That night Serock was riding his moped down Flamingo Road towards the Strip when a car suddenly pulled out in front of him. Serock reacted on instinct.
“I didn't feel like hitting the brakes, so I went into the next lane over, which was a construction zone,” he said. “A few seconds later, I was heading right for a good-size missing chunk in the road.”
Serock flew off the moped and hit the pavement. Blood covered his clothes, elbows, and knees. His toes were bloody and skinned up because he'd been wearing sandals and had bruises on his thighs. But luckily, nothing was broken.
An ambulance and police arrived, and Serock underwent a field sobriety test. He passed, but some unpaid tickets landed him a night in jail.
“So, I'm just sitting there, going insane because this happened almost literally the worst possible time, before Day 2 of the Main Event,” he says. “The WSOP was at the top of my mind, along with my girlfriend worrying about me. I was just thinking about how all these stupid little things added up to missing the biggest tournament of the year after I already put down $10,000, and also this easily avoidable situation that now was making my girlfriend worried sick.”

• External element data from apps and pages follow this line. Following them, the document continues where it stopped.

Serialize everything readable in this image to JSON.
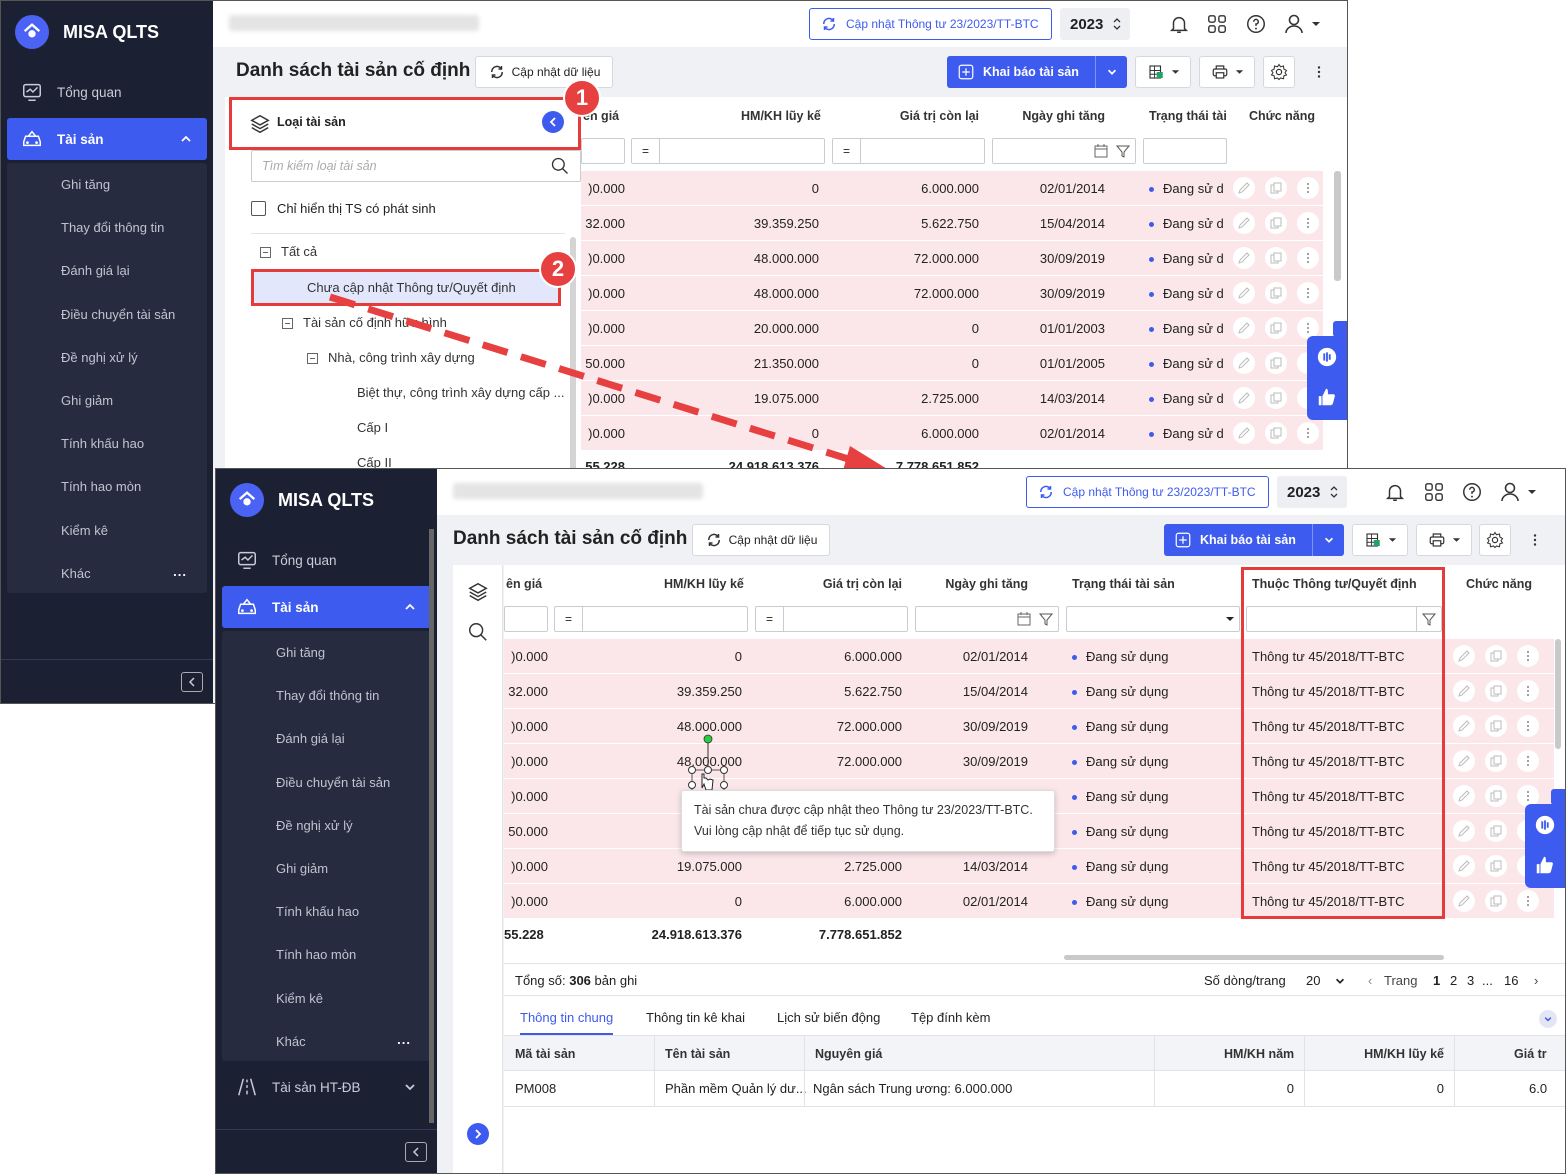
{
  "app": {
    "name": "MISA QLTS"
  },
  "sidebar": {
    "items": {
      "overview": "Tổng quan",
      "assets": "Tài sản",
      "infra": "Tài sản HT-ĐB"
    },
    "sub": [
      "Ghi tăng",
      "Thay đổi thông tin",
      "Đánh giá lại",
      "Điều chuyển tài sản",
      "Đề nghị xử lý",
      "Ghi giảm",
      "Tính khấu hao",
      "Tính hao mòn",
      "Kiểm kê",
      "Khác"
    ],
    "more_label": "..."
  },
  "topbar": {
    "update_label": "Cập nhật Thông tư 23/2023/TT-BTC",
    "year": "2023"
  },
  "page": {
    "title": "Danh sách tài sản cố định",
    "refresh_label": "Cập nhật dữ liệu",
    "declare_label": "Khai báo tài sản"
  },
  "filter_panel": {
    "title": "Loại tài sản",
    "search_placeholder": "Tìm kiếm loại tài sản",
    "only_changed_label": "Chỉ hiển thị TS có phát sinh",
    "tree": [
      "Tất cả",
      "Chưa cập nhật Thông tư/Quyết định",
      "Tài sản cố định hữu hình",
      "Nhà, công trình xây dựng",
      "Biệt thự, công trình xây dựng cấp ...",
      "Cấp I",
      "Cấp II"
    ]
  },
  "columns": {
    "cost": "ên giá",
    "accum": "HM/KH lũy kế",
    "remain": "Giá trị còn lại",
    "date": "Ngày ghi tăng",
    "status_short": "Trạng thái tài",
    "status": "Trạng thái tài sản",
    "circular": "Thuộc Thông tư/Quyết định",
    "func": "Chức năng"
  },
  "filter_eq": "=",
  "rows_top": [
    {
      "cost": ")0.000",
      "accum": "0",
      "remain": "6.000.000",
      "date": "02/01/2014",
      "status": "Đang sử d"
    },
    {
      "cost": "32.000",
      "accum": "39.359.250",
      "remain": "5.622.750",
      "date": "15/04/2014",
      "status": "Đang sử d"
    },
    {
      "cost": ")0.000",
      "accum": "48.000.000",
      "remain": "72.000.000",
      "date": "30/09/2019",
      "status": "Đang sử d"
    },
    {
      "cost": ")0.000",
      "accum": "48.000.000",
      "remain": "72.000.000",
      "date": "30/09/2019",
      "status": "Đang sử d"
    },
    {
      "cost": ")0.000",
      "accum": "20.000.000",
      "remain": "0",
      "date": "01/01/2003",
      "status": "Đang sử d"
    },
    {
      "cost": "50.000",
      "accum": "21.350.000",
      "remain": "0",
      "date": "01/01/2005",
      "status": "Đang sử d"
    },
    {
      "cost": ")0.000",
      "accum": "19.075.000",
      "remain": "2.725.000",
      "date": "14/03/2014",
      "status": "Đang sử d"
    },
    {
      "cost": ")0.000",
      "accum": "0",
      "remain": "6.000.000",
      "date": "02/01/2014",
      "status": "Đang sử d"
    }
  ],
  "totals_top": {
    "cost": "55.228",
    "accum": "24.918.613.376",
    "remain": "7.778.651.852"
  },
  "rows_bottom": [
    {
      "cost": ")0.000",
      "accum": "0",
      "remain": "6.000.000",
      "date": "02/01/2014",
      "status": "Đang sử dụng",
      "circular": "Thông tư 45/2018/TT-BTC"
    },
    {
      "cost": "32.000",
      "accum": "39.359.250",
      "remain": "5.622.750",
      "date": "15/04/2014",
      "status": "Đang sử dụng",
      "circular": "Thông tư 45/2018/TT-BTC"
    },
    {
      "cost": ")0.000",
      "accum": "48.000.000",
      "remain": "72.000.000",
      "date": "30/09/2019",
      "status": "Đang sử dụng",
      "circular": "Thông tư 45/2018/TT-BTC"
    },
    {
      "cost": ")0.000",
      "accum": "48.000.000",
      "remain": "72.000.000",
      "date": "30/09/2019",
      "status": "Đang sử dụng",
      "circular": "Thông tư 45/2018/TT-BTC"
    },
    {
      "cost": ")0.000",
      "accum": "2",
      "remain": "",
      "date": "",
      "status": "Đang sử dụng",
      "circular": "Thông tư 45/2018/TT-BTC"
    },
    {
      "cost": "50.000",
      "accum": "2",
      "remain": "",
      "date": "",
      "status": "Đang sử dụng",
      "circular": "Thông tư 45/2018/TT-BTC"
    },
    {
      "cost": ")0.000",
      "accum": "19.075.000",
      "remain": "2.725.000",
      "date": "14/03/2014",
      "status": "Đang sử dụng",
      "circular": "Thông tư 45/2018/TT-BTC"
    },
    {
      "cost": ")0.000",
      "accum": "0",
      "remain": "6.000.000",
      "date": "02/01/2014",
      "status": "Đang sử dụng",
      "circular": "Thông tư 45/2018/TT-BTC"
    }
  ],
  "totals_bottom": {
    "cost": "55.228",
    "accum": "24.918.613.376",
    "remain": "7.778.651.852"
  },
  "tooltip": {
    "line1": "Tài sản chưa được cập nhật theo Thông tư 23/2023/TT-BTC.",
    "line2": "Vui lòng cập nhật để tiếp tục sử dụng."
  },
  "pager": {
    "total_label": "Tổng số:",
    "total_value": "306",
    "total_unit": "bản ghi",
    "per_page_label": "Số dòng/trang",
    "per_page": "20",
    "page_label": "Trang",
    "pages": [
      "1",
      "2",
      "3",
      "...",
      "16"
    ]
  },
  "detail": {
    "tabs": [
      "Thông tin chung",
      "Thông tin kê khai",
      "Lịch sử biến động",
      "Tệp đính kèm"
    ],
    "headers": [
      "Mã tài sản",
      "Tên tài sản",
      "Nguyên giá",
      "HM/KH năm",
      "HM/KH lũy kế",
      "Giá tr"
    ],
    "row": [
      "PM008",
      "Phần mềm Quản lý dư...",
      "Ngân sách Trung ương: 6.000.000",
      "0",
      "0",
      "6.0"
    ]
  },
  "badges": [
    "1",
    "2"
  ],
  "colors": {
    "accent": "#3e5bef",
    "sidebar": "#1c2033",
    "highlight": "#e53b3b",
    "row": "#fbe7ea"
  }
}
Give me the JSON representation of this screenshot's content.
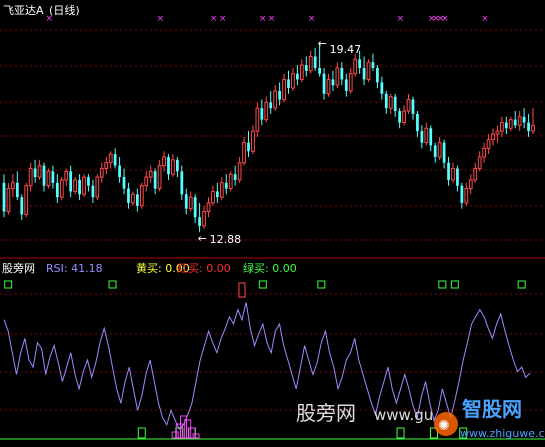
{
  "stock": {
    "name": "飞亚达A",
    "period": "(日线)",
    "high_label": "19.47",
    "low_label": "12.88"
  },
  "indicator": {
    "name": "股旁网",
    "rsi_label": "RSI: 41.18",
    "yellow_buy_label": "黄买: 0.00",
    "red_buy_label": "红买: 0.00",
    "green_buy_label": "绿买: 0.00"
  },
  "watermark": {
    "site1": "股旁网",
    "url1": "www.gu",
    "site2": "智股网",
    "url2": "www.zhiguwe.com"
  },
  "colors": {
    "up": "#ff4b4b",
    "down": "#54ffff",
    "rsi": "#9b8cff",
    "magenta": "#ff40ff",
    "green": "#40ff40",
    "grid": "#8b0000",
    "header_white": "#ffffff",
    "label_yellow": "#ffff40",
    "label_red": "#ff3030",
    "label_green": "#40ff40",
    "rsi_text": "#9b8cff"
  },
  "chart_data": [
    {
      "type": "candlestick",
      "title": "飞亚达A (日线)",
      "ylim": [
        12.4,
        20.2
      ],
      "annotations": [
        {
          "text": "19.47",
          "value": 19.47,
          "index": 71
        },
        {
          "text": "12.88",
          "value": 12.88,
          "index": 44
        }
      ],
      "marker_indices": [
        10,
        35,
        47,
        49,
        58,
        60,
        69,
        89,
        96,
        97,
        98,
        99,
        108,
        131
      ],
      "candles": [
        {
          "o": 14.6,
          "h": 14.9,
          "l": 13.4,
          "c": 13.6
        },
        {
          "o": 13.6,
          "h": 14.6,
          "l": 13.5,
          "c": 14.4
        },
        {
          "o": 14.4,
          "h": 14.9,
          "l": 14.1,
          "c": 14.6
        },
        {
          "o": 14.6,
          "h": 15.0,
          "l": 14.0,
          "c": 14.1
        },
        {
          "o": 14.1,
          "h": 14.2,
          "l": 13.3,
          "c": 13.5
        },
        {
          "o": 13.5,
          "h": 14.6,
          "l": 13.4,
          "c": 14.5
        },
        {
          "o": 14.5,
          "h": 15.3,
          "l": 14.3,
          "c": 15.1
        },
        {
          "o": 15.1,
          "h": 15.4,
          "l": 14.6,
          "c": 14.8
        },
        {
          "o": 14.8,
          "h": 15.4,
          "l": 14.7,
          "c": 15.2
        },
        {
          "o": 15.2,
          "h": 15.3,
          "l": 14.3,
          "c": 14.5
        },
        {
          "o": 14.5,
          "h": 15.1,
          "l": 14.4,
          "c": 15.0
        },
        {
          "o": 15.0,
          "h": 15.2,
          "l": 14.4,
          "c": 14.6
        },
        {
          "o": 14.6,
          "h": 14.9,
          "l": 13.9,
          "c": 14.1
        },
        {
          "o": 14.1,
          "h": 14.8,
          "l": 14.0,
          "c": 14.7
        },
        {
          "o": 14.7,
          "h": 15.1,
          "l": 14.5,
          "c": 15.0
        },
        {
          "o": 15.0,
          "h": 15.2,
          "l": 14.1,
          "c": 14.3
        },
        {
          "o": 14.3,
          "h": 14.8,
          "l": 14.2,
          "c": 14.7
        },
        {
          "o": 14.7,
          "h": 14.9,
          "l": 14.0,
          "c": 14.2
        },
        {
          "o": 14.2,
          "h": 14.9,
          "l": 14.1,
          "c": 14.8
        },
        {
          "o": 14.8,
          "h": 14.9,
          "l": 14.3,
          "c": 14.5
        },
        {
          "o": 14.5,
          "h": 14.7,
          "l": 13.9,
          "c": 14.1
        },
        {
          "o": 14.1,
          "h": 14.9,
          "l": 14.0,
          "c": 14.8
        },
        {
          "o": 14.8,
          "h": 15.3,
          "l": 14.6,
          "c": 15.1
        },
        {
          "o": 15.1,
          "h": 15.5,
          "l": 14.9,
          "c": 15.3
        },
        {
          "o": 15.3,
          "h": 15.7,
          "l": 15.1,
          "c": 15.6
        },
        {
          "o": 15.6,
          "h": 15.8,
          "l": 15.1,
          "c": 15.2
        },
        {
          "o": 15.2,
          "h": 15.5,
          "l": 14.6,
          "c": 14.8
        },
        {
          "o": 14.8,
          "h": 15.1,
          "l": 14.2,
          "c": 14.4
        },
        {
          "o": 14.4,
          "h": 14.6,
          "l": 13.7,
          "c": 13.9
        },
        {
          "o": 13.9,
          "h": 14.3,
          "l": 13.8,
          "c": 14.2
        },
        {
          "o": 14.2,
          "h": 14.4,
          "l": 13.6,
          "c": 13.8
        },
        {
          "o": 13.8,
          "h": 14.6,
          "l": 13.7,
          "c": 14.5
        },
        {
          "o": 14.5,
          "h": 15.0,
          "l": 14.3,
          "c": 14.8
        },
        {
          "o": 14.8,
          "h": 15.2,
          "l": 14.6,
          "c": 15.0
        },
        {
          "o": 15.0,
          "h": 15.1,
          "l": 14.2,
          "c": 14.4
        },
        {
          "o": 14.4,
          "h": 15.4,
          "l": 14.3,
          "c": 15.2
        },
        {
          "o": 15.2,
          "h": 15.7,
          "l": 15.0,
          "c": 15.5
        },
        {
          "o": 15.5,
          "h": 15.6,
          "l": 14.7,
          "c": 14.9
        },
        {
          "o": 14.9,
          "h": 15.6,
          "l": 14.8,
          "c": 15.4
        },
        {
          "o": 15.4,
          "h": 15.5,
          "l": 14.8,
          "c": 15.0
        },
        {
          "o": 15.0,
          "h": 15.2,
          "l": 14.0,
          "c": 14.2
        },
        {
          "o": 14.2,
          "h": 14.4,
          "l": 13.5,
          "c": 13.7
        },
        {
          "o": 13.7,
          "h": 14.3,
          "l": 13.6,
          "c": 14.1
        },
        {
          "o": 14.1,
          "h": 14.2,
          "l": 13.2,
          "c": 13.4
        },
        {
          "o": 13.4,
          "h": 13.9,
          "l": 12.88,
          "c": 13.1
        },
        {
          "o": 13.1,
          "h": 13.8,
          "l": 13.0,
          "c": 13.6
        },
        {
          "o": 13.6,
          "h": 14.1,
          "l": 13.4,
          "c": 13.9
        },
        {
          "o": 13.9,
          "h": 14.5,
          "l": 13.8,
          "c": 14.3
        },
        {
          "o": 14.3,
          "h": 14.6,
          "l": 13.9,
          "c": 14.1
        },
        {
          "o": 14.1,
          "h": 14.8,
          "l": 14.0,
          "c": 14.6
        },
        {
          "o": 14.6,
          "h": 14.9,
          "l": 14.2,
          "c": 14.4
        },
        {
          "o": 14.4,
          "h": 15.0,
          "l": 14.3,
          "c": 14.9
        },
        {
          "o": 14.9,
          "h": 15.2,
          "l": 14.5,
          "c": 14.7
        },
        {
          "o": 14.7,
          "h": 15.5,
          "l": 14.6,
          "c": 15.3
        },
        {
          "o": 15.3,
          "h": 16.2,
          "l": 15.2,
          "c": 16.0
        },
        {
          "o": 16.0,
          "h": 16.4,
          "l": 15.5,
          "c": 15.7
        },
        {
          "o": 15.7,
          "h": 16.6,
          "l": 15.6,
          "c": 16.4
        },
        {
          "o": 16.4,
          "h": 17.4,
          "l": 16.2,
          "c": 17.2
        },
        {
          "o": 17.2,
          "h": 17.5,
          "l": 16.6,
          "c": 16.8
        },
        {
          "o": 16.8,
          "h": 17.6,
          "l": 16.7,
          "c": 17.4
        },
        {
          "o": 17.4,
          "h": 17.8,
          "l": 17.0,
          "c": 17.2
        },
        {
          "o": 17.2,
          "h": 18.0,
          "l": 17.1,
          "c": 17.8
        },
        {
          "o": 17.8,
          "h": 18.1,
          "l": 17.3,
          "c": 17.5
        },
        {
          "o": 17.5,
          "h": 18.4,
          "l": 17.4,
          "c": 18.2
        },
        {
          "o": 18.2,
          "h": 18.5,
          "l": 17.7,
          "c": 17.9
        },
        {
          "o": 17.9,
          "h": 18.6,
          "l": 17.8,
          "c": 18.4
        },
        {
          "o": 18.4,
          "h": 18.7,
          "l": 18.0,
          "c": 18.2
        },
        {
          "o": 18.2,
          "h": 18.9,
          "l": 18.1,
          "c": 18.7
        },
        {
          "o": 18.7,
          "h": 19.0,
          "l": 18.3,
          "c": 18.5
        },
        {
          "o": 18.5,
          "h": 19.2,
          "l": 18.4,
          "c": 19.0
        },
        {
          "o": 19.0,
          "h": 19.3,
          "l": 18.5,
          "c": 18.6
        },
        {
          "o": 18.6,
          "h": 19.47,
          "l": 18.3,
          "c": 18.4
        },
        {
          "o": 18.4,
          "h": 18.6,
          "l": 17.5,
          "c": 17.7
        },
        {
          "o": 17.7,
          "h": 18.4,
          "l": 17.6,
          "c": 18.2
        },
        {
          "o": 18.2,
          "h": 18.5,
          "l": 17.8,
          "c": 18.0
        },
        {
          "o": 18.0,
          "h": 18.8,
          "l": 17.9,
          "c": 18.6
        },
        {
          "o": 18.6,
          "h": 18.8,
          "l": 18.0,
          "c": 18.2
        },
        {
          "o": 18.2,
          "h": 18.4,
          "l": 17.6,
          "c": 17.8
        },
        {
          "o": 17.8,
          "h": 18.6,
          "l": 17.7,
          "c": 18.4
        },
        {
          "o": 18.4,
          "h": 19.1,
          "l": 18.3,
          "c": 18.9
        },
        {
          "o": 18.9,
          "h": 19.2,
          "l": 18.4,
          "c": 18.6
        },
        {
          "o": 18.6,
          "h": 19.0,
          "l": 18.0,
          "c": 18.2
        },
        {
          "o": 18.2,
          "h": 18.9,
          "l": 18.1,
          "c": 18.8
        },
        {
          "o": 18.8,
          "h": 19.1,
          "l": 18.5,
          "c": 18.6
        },
        {
          "o": 18.6,
          "h": 18.7,
          "l": 17.9,
          "c": 18.1
        },
        {
          "o": 18.1,
          "h": 18.3,
          "l": 17.5,
          "c": 17.7
        },
        {
          "o": 17.7,
          "h": 17.8,
          "l": 17.0,
          "c": 17.2
        },
        {
          "o": 17.2,
          "h": 17.7,
          "l": 17.0,
          "c": 17.6
        },
        {
          "o": 17.6,
          "h": 17.7,
          "l": 16.9,
          "c": 17.1
        },
        {
          "o": 17.1,
          "h": 17.2,
          "l": 16.5,
          "c": 16.7
        },
        {
          "o": 16.7,
          "h": 17.3,
          "l": 16.6,
          "c": 17.1
        },
        {
          "o": 17.1,
          "h": 17.7,
          "l": 17.0,
          "c": 17.5
        },
        {
          "o": 17.5,
          "h": 17.6,
          "l": 16.8,
          "c": 17.0
        },
        {
          "o": 17.0,
          "h": 17.1,
          "l": 16.2,
          "c": 16.4
        },
        {
          "o": 16.4,
          "h": 16.6,
          "l": 15.8,
          "c": 16.0
        },
        {
          "o": 16.0,
          "h": 16.7,
          "l": 15.9,
          "c": 16.5
        },
        {
          "o": 16.5,
          "h": 16.6,
          "l": 15.7,
          "c": 15.9
        },
        {
          "o": 15.9,
          "h": 16.0,
          "l": 15.3,
          "c": 15.5
        },
        {
          "o": 15.5,
          "h": 16.2,
          "l": 15.4,
          "c": 16.0
        },
        {
          "o": 16.0,
          "h": 16.1,
          "l": 15.1,
          "c": 15.3
        },
        {
          "o": 15.3,
          "h": 15.5,
          "l": 14.5,
          "c": 14.7
        },
        {
          "o": 14.7,
          "h": 15.3,
          "l": 14.6,
          "c": 15.1
        },
        {
          "o": 15.1,
          "h": 15.2,
          "l": 14.3,
          "c": 14.5
        },
        {
          "o": 14.5,
          "h": 14.6,
          "l": 13.7,
          "c": 13.9
        },
        {
          "o": 13.9,
          "h": 14.6,
          "l": 13.8,
          "c": 14.4
        },
        {
          "o": 14.4,
          "h": 14.9,
          "l": 14.2,
          "c": 14.7
        },
        {
          "o": 14.7,
          "h": 15.3,
          "l": 14.6,
          "c": 15.1
        },
        {
          "o": 15.1,
          "h": 15.7,
          "l": 15.0,
          "c": 15.5
        },
        {
          "o": 15.5,
          "h": 16.0,
          "l": 15.3,
          "c": 15.8
        },
        {
          "o": 15.8,
          "h": 16.3,
          "l": 15.6,
          "c": 16.1
        },
        {
          "o": 16.1,
          "h": 16.5,
          "l": 15.9,
          "c": 16.3
        },
        {
          "o": 16.3,
          "h": 16.6,
          "l": 16.0,
          "c": 16.4
        },
        {
          "o": 16.4,
          "h": 16.9,
          "l": 16.2,
          "c": 16.7
        },
        {
          "o": 16.7,
          "h": 16.9,
          "l": 16.3,
          "c": 16.5
        },
        {
          "o": 16.5,
          "h": 16.9,
          "l": 16.4,
          "c": 16.8
        },
        {
          "o": 16.8,
          "h": 17.1,
          "l": 16.5,
          "c": 16.6
        },
        {
          "o": 16.6,
          "h": 17.1,
          "l": 16.4,
          "c": 16.9
        },
        {
          "o": 16.9,
          "h": 17.2,
          "l": 16.5,
          "c": 16.7
        },
        {
          "o": 16.7,
          "h": 17.0,
          "l": 16.2,
          "c": 16.4
        },
        {
          "o": 16.4,
          "h": 17.2,
          "l": 16.3,
          "c": 16.6
        }
      ]
    },
    {
      "type": "line",
      "title": "RSI: 41.18",
      "ylim": [
        0,
        100
      ],
      "series": [
        {
          "name": "RSI",
          "values": [
            78,
            70,
            55,
            40,
            55,
            65,
            50,
            45,
            62,
            58,
            40,
            52,
            60,
            48,
            35,
            45,
            55,
            40,
            30,
            42,
            50,
            38,
            48,
            62,
            72,
            60,
            45,
            30,
            20,
            35,
            45,
            30,
            15,
            25,
            40,
            50,
            35,
            20,
            10,
            5,
            15,
            8,
            2,
            5,
            12,
            20,
            35,
            50,
            60,
            70,
            62,
            55,
            65,
            72,
            80,
            75,
            85,
            78,
            90,
            72,
            60,
            68,
            75,
            62,
            55,
            70,
            75,
            60,
            50,
            40,
            30,
            45,
            60,
            50,
            40,
            48,
            62,
            70,
            55,
            45,
            30,
            38,
            50,
            55,
            65,
            50,
            40,
            30,
            20,
            12,
            25,
            35,
            45,
            30,
            20,
            30,
            40,
            30,
            18,
            10,
            25,
            35,
            20,
            8,
            15,
            30,
            20,
            10,
            22,
            35,
            50,
            62,
            75,
            80,
            85,
            80,
            72,
            65,
            75,
            82,
            70,
            60,
            50,
            42,
            45,
            38,
            41
          ]
        }
      ],
      "marker_rows": {
        "green_top_indices": [
          1,
          26,
          62,
          76,
          105,
          108,
          124
        ],
        "green_bottom_indices": [
          33,
          42,
          45,
          95,
          103,
          110
        ],
        "red_top_indices": [
          57
        ],
        "magenta_bottom_indices": [
          41,
          42,
          43,
          44,
          45,
          46
        ]
      }
    }
  ]
}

After getting bonded out, Serock made it back to play later in the evening, but his stack was down to about 11,000 chips. He then promptly lost more on the first hand.
Serock eventually hit the rail with some lessons learned. He’s gone on to several big finishes and now has $4.3 million in live tournament winnings.
“I'm thankful for having such an awesome girlfriend and friends,” he said. “That whole situation was total hell, and without those people making my life great, who knows how I would have handled it?”
7 – Settling for Second
Most players would love getting heads-up with a chance at winning some crazy money and a title. That wasn’t the case, in January 2023, during a $400 buy-in tournament at the Potomac Winter Poker Open in Michigan.
When play reached heads-up, Jacob Mitich held a 6-to-1 chip advantage over his opponent William Pinkerton. Poker players know there’s always hope in a heads-up situation, and the pots can swing back and forth.
It appears Pinkerton wasn’t interested in any of that. He promptly conceded the tournament before heads-up play even began. The New Jersey-based player didn’t ask for an ICM-based (independent chip model) deal, simply pocketing $13,582 for runner-up.
Mitich grabbed the title and $22,298 for first, but the surrender took him by surprise.
“Yeah, I definitely haven't had that happen before,” he told Poker News. “It was extremely odd. As soon as the guy busted in third, the guy who I was heads-up with looked at my chips and said I’ll just take second. I said, ‘What do you mean you’ll just take second?’ and his response was, 'You have way too many chips; there is no way I can come back.’”
Mitich believed his opponent was a recreational poker player and playing for fun. Still, with almost a $9,000 difference between first and second, most players would have kept playing or, at least, reached a deal.
The turn of events was a bit of a decrescendo and perplexed the tournament staff.
“The dealer said, ‘Alright, we’re done here,’” Mitich said. “And the floor guy was a little confused, but he was just like, ‘Alright, that’s it, I guess.’”